══ Given records

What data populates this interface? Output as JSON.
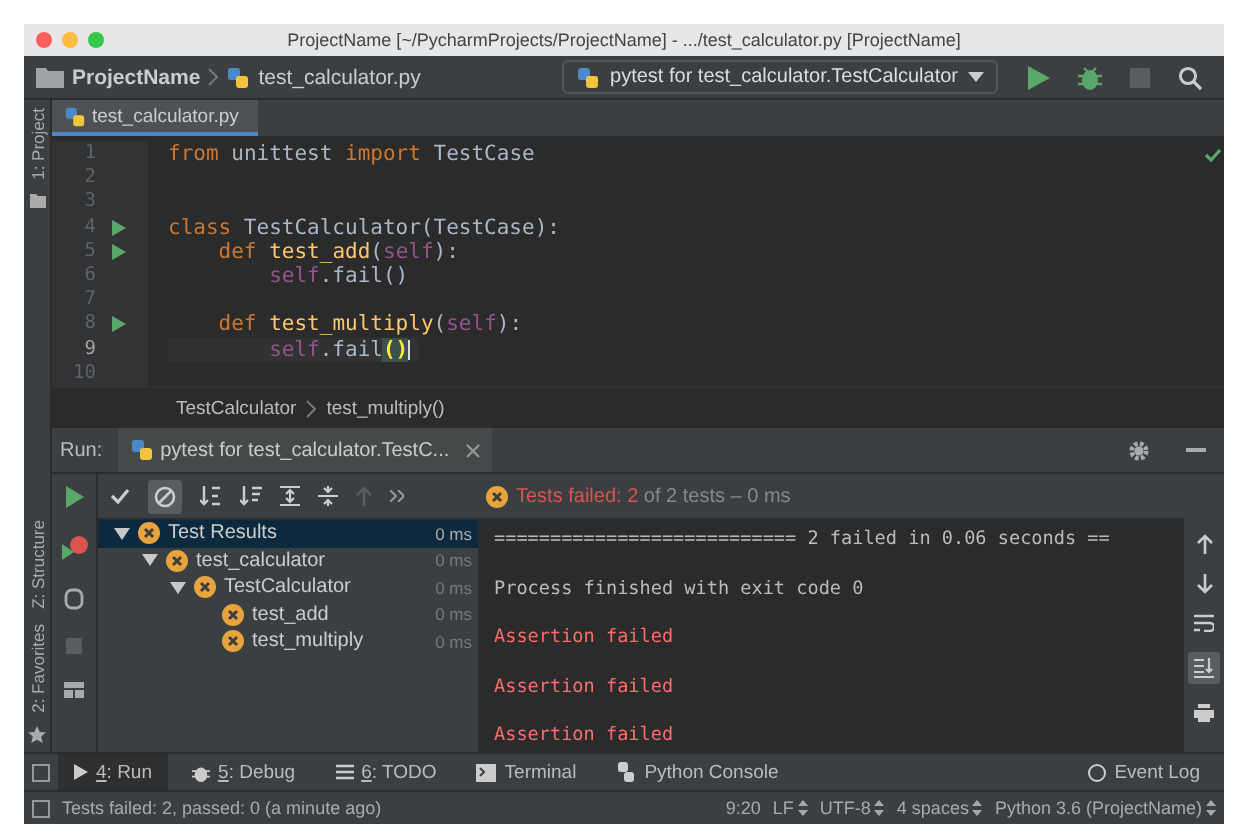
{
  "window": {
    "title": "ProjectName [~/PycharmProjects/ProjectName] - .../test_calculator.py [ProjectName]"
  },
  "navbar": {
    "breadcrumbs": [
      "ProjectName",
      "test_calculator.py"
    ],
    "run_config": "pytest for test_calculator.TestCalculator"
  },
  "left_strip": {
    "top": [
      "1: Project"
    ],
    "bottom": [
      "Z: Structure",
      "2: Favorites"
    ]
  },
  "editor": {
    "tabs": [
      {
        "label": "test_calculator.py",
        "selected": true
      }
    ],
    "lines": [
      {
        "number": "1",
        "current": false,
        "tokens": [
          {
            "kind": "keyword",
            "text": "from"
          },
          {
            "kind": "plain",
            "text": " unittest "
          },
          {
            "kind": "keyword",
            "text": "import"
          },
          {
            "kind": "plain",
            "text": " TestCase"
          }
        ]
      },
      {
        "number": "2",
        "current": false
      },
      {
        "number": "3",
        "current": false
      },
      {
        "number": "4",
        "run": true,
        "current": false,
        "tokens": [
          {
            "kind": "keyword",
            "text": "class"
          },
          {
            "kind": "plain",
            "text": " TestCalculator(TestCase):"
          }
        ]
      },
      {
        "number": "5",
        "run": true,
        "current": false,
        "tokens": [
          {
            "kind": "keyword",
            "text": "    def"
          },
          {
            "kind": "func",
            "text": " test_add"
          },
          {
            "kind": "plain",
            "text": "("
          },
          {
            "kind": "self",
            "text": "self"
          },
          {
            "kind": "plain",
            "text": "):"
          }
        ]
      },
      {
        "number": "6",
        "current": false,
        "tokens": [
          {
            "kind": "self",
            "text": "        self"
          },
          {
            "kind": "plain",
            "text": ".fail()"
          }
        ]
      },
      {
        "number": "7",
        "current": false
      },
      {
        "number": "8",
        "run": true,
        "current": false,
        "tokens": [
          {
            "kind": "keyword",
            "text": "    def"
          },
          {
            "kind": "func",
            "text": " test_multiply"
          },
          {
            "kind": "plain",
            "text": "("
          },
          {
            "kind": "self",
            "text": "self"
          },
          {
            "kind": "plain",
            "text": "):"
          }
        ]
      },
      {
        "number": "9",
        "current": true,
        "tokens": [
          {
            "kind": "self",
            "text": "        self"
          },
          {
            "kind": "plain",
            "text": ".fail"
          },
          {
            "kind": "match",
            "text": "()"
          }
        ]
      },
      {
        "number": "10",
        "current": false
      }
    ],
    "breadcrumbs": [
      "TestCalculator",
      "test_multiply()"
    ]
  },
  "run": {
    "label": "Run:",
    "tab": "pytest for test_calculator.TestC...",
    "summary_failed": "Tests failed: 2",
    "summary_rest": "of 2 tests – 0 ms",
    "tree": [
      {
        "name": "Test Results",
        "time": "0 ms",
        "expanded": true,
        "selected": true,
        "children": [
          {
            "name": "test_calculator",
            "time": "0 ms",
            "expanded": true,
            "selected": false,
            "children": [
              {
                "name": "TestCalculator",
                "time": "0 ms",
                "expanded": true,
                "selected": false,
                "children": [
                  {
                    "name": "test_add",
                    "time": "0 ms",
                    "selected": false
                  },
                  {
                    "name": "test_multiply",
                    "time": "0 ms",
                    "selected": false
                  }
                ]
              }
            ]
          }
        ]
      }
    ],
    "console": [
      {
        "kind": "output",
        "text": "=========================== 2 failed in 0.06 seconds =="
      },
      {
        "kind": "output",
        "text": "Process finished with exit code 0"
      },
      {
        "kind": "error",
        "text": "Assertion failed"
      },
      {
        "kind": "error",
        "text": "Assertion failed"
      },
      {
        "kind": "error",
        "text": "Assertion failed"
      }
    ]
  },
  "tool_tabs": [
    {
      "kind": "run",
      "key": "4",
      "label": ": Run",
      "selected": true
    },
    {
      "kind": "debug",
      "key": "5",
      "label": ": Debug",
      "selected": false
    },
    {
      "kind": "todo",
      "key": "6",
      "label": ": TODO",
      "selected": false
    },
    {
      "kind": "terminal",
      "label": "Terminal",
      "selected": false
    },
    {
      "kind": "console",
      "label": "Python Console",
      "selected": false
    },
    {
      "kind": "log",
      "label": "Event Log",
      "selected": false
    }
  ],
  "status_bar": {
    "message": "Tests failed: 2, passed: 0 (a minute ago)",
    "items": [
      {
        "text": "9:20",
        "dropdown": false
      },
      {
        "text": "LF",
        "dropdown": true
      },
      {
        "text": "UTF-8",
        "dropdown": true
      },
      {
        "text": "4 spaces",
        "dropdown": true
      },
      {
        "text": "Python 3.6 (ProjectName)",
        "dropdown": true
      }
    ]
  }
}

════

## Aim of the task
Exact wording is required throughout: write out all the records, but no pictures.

## Task solution
What data populates this interface? Output as JSON.
{
  "window": {
    "title": "ProjectName [~/PycharmProjects/ProjectName] - .../test_calculator.py [ProjectName]"
  },
  "navbar": {
    "breadcrumbs": [
      "ProjectName",
      "test_calculator.py"
    ],
    "run_config": "pytest for test_calculator.TestCalculator"
  },
  "left_strip": {
    "top": [
      "1: Project"
    ],
    "bottom": [
      "Z: Structure",
      "2: Favorites"
    ]
  },
  "editor": {
    "tabs": [
      {
        "label": "test_calculator.py",
        "selected": true
      }
    ],
    "lines": [
      {
        "number": "1",
        "current": false,
        "tokens": [
          {
            "kind": "keyword",
            "text": "from"
          },
          {
            "kind": "plain",
            "text": " unittest "
          },
          {
            "kind": "keyword",
            "text": "import"
          },
          {
            "kind": "plain",
            "text": " TestCase"
          }
        ]
      },
      {
        "number": "2",
        "current": false
      },
      {
        "number": "3",
        "current": false
      },
      {
        "number": "4",
        "run": true,
        "current": false,
        "tokens": [
          {
            "kind": "keyword",
            "text": "class"
          },
          {
            "kind": "plain",
            "text": " TestCalculator(TestCase):"
          }
        ]
      },
      {
        "number": "5",
        "run": true,
        "current": false,
        "tokens": [
          {
            "kind": "keyword",
            "text": "    def"
          },
          {
            "kind": "func",
            "text": " test_add"
          },
          {
            "kind": "plain",
            "text": "("
          },
          {
            "kind": "self",
            "text": "self"
          },
          {
            "kind": "plain",
            "text": "):"
          }
        ]
      },
      {
        "number": "6",
        "current": false,
        "tokens": [
          {
            "kind": "self",
            "text": "        self"
          },
          {
            "kind": "plain",
            "text": ".fail()"
          }
        ]
      },
      {
        "number": "7",
        "current": false
      },
      {
        "number": "8",
        "run": true,
        "current": false,
        "tokens": [
          {
            "kind": "keyword",
            "text": "    def"
          },
          {
            "kind": "func",
            "text": " test_multiply"
          },
          {
            "kind": "plain",
            "text": "("
          },
          {
            "kind": "self",
            "text": "self"
          },
          {
            "kind": "plain",
            "text": "):"
          }
        ]
      },
      {
        "number": "9",
        "current": true,
        "tokens": [
          {
            "kind": "self",
            "text": "        self"
          },
          {
            "kind": "plain",
            "text": ".fail"
          },
          {
            "kind": "match",
            "text": "()"
          }
        ]
      },
      {
        "number": "10",
        "current": false
      }
    ],
    "breadcrumbs": [
      "TestCalculator",
      "test_multiply()"
    ]
  },
  "run": {
    "label": "Run:",
    "tab": "pytest for test_calculator.TestC...",
    "summary_failed": "Tests failed: 2",
    "summary_rest": "of 2 tests – 0 ms",
    "tree": [
      {
        "name": "Test Results",
        "time": "0 ms",
        "expanded": true,
        "selected": true,
        "children": [
          {
            "name": "test_calculator",
            "time": "0 ms",
            "expanded": true,
            "selected": false,
            "children": [
              {
                "name": "TestCalculator",
                "time": "0 ms",
                "expanded": true,
                "selected": false,
                "children": [
                  {
                    "name": "test_add",
                    "time": "0 ms",
                    "selected": false
                  },
                  {
                    "name": "test_multiply",
                    "time": "0 ms",
                    "selected": false
                  }
                ]
              }
            ]
          }
        ]
      }
    ],
    "console": [
      {
        "kind": "output",
        "text": "=========================== 2 failed in 0.06 seconds =="
      },
      {
        "kind": "output",
        "text": "Process finished with exit code 0"
      },
      {
        "kind": "error",
        "text": "Assertion failed"
      },
      {
        "kind": "error",
        "text": "Assertion failed"
      },
      {
        "kind": "error",
        "text": "Assertion failed"
      }
    ]
  },
  "tool_tabs": [
    {
      "kind": "run",
      "key": "4",
      "label": ": Run",
      "selected": true
    },
    {
      "kind": "debug",
      "key": "5",
      "label": ": Debug",
      "selected": false
    },
    {
      "kind": "todo",
      "key": "6",
      "label": ": TODO",
      "selected": false
    },
    {
      "kind": "terminal",
      "label": "Terminal",
      "selected": false
    },
    {
      "kind": "console",
      "label": "Python Console",
      "selected": false
    },
    {
      "kind": "log",
      "label": "Event Log",
      "selected": false
    }
  ],
  "status_bar": {
    "message": "Tests failed: 2, passed: 0 (a minute ago)",
    "items": [
      {
        "text": "9:20",
        "dropdown": false
      },
      {
        "text": "LF",
        "dropdown": true
      },
      {
        "text": "UTF-8",
        "dropdown": true
      },
      {
        "text": "4 spaces",
        "dropdown": true
      },
      {
        "text": "Python 3.6 (ProjectName)",
        "dropdown": true
      }
    ]
  }
}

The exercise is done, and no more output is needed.